RLL Container Report - 20 December 2017
From: John Keir, Ross Learmont Ltd. Email: email@example.com Date: 20 December 2017
Wise men say only fools rush in.
While western investors are still testing the water, China is investing billions in infrastructure projects in Iran. In September CITC Group, China’s state investor, provided Iran with a USD 10 Billion credit line, while China’s development bank is ready to provide an additional USD 15 Billion. Hard on the heels of their Chinese competitors in second place, comes South Korea through its Export-Import Bank, which has extended to Teheran a credit line in the order of Euro 8 Billion. It is calculated that China alone has invested twice as much in the Iranian economy as all the countries of the European Union combined.
The reason why the EU has not invested heavily in Iran is that the Union needs all its financial resources to upgrade the large and diverse European rail network.
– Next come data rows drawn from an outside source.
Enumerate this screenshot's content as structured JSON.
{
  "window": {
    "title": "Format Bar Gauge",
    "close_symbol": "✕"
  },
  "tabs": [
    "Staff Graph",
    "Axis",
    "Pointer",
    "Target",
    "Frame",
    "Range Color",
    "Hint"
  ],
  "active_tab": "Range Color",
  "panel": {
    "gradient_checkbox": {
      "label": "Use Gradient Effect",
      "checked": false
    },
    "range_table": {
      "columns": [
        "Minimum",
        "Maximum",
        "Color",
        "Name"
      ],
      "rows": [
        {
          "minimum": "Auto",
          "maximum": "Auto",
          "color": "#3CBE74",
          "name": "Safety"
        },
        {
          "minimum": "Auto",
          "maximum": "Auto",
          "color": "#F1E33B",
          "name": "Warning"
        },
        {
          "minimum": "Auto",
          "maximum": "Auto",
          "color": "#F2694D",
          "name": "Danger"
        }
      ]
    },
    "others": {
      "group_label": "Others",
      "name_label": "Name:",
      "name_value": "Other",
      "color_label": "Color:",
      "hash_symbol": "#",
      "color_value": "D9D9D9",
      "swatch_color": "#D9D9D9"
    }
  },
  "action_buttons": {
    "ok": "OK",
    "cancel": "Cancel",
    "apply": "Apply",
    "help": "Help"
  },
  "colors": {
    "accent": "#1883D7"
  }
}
The European Commission proposed a Euro 1 Billion investment for 39 transport projects, which will in turn unlock a total of Euro 4.5 Billion of public and private co-financing. By far the largest part of the funding will be allotted to the development of the European rail network (EUR 719.5 million), decarbonising and upgrading road transport (EUR 99.6 million), as well as developing maritime ports (EUR 78.9 million) and inland waterways (EUR 44.7 million). Poland provides an example of how this money is put to good use. Here, the authorities will invest no less than Euro 816 million to rehabilitate four key highways, one of which is the E75 line from Bialystok via Suwalki and on to the Lithuanian border via Trakiszki. At the same time, the Poles are constructing a new high-speed rail line to the Lithuanian border, where it will form part of the Rail Baltica line running through the Lithuanian rail hub at Kaunas and the Latvian capital, Riga and then north to the Estonian capital, Tallinn.
At the same time, out in Central Asia, the Kazakh authorities have double-tracked a 113 km stretch of line from the capital, Almaty to Chemolgan. This second track has taken two years to construct but will now increase capacity fourfold on one of Kazakhstan’s busiest lines. Equally important, the upgraded line opens up new opportunities to develop Kazakhstan as a major transit route between Asia and Europe. To the north, Russia is keen to gain faster access to markets in the former Soviet republics in Central Asia, while at the same time, Kazakhstan is seeking access to the large Iranian market to the south. Both Russia and Kazakhstan value the ice-free ports in the Persian Gulf with their regular intermodal services to East Africa and the Indian sub-continent. The road and rail routes south to the ports of the Persian Gulf provide the major industrial cities of Siberia and Central Asia with a far quicker and possibly less expensive trade route out into the wider world.
John Keir, Ross Learmont Ltd.
20 December 2017
Copyright ©, 2017, John Keir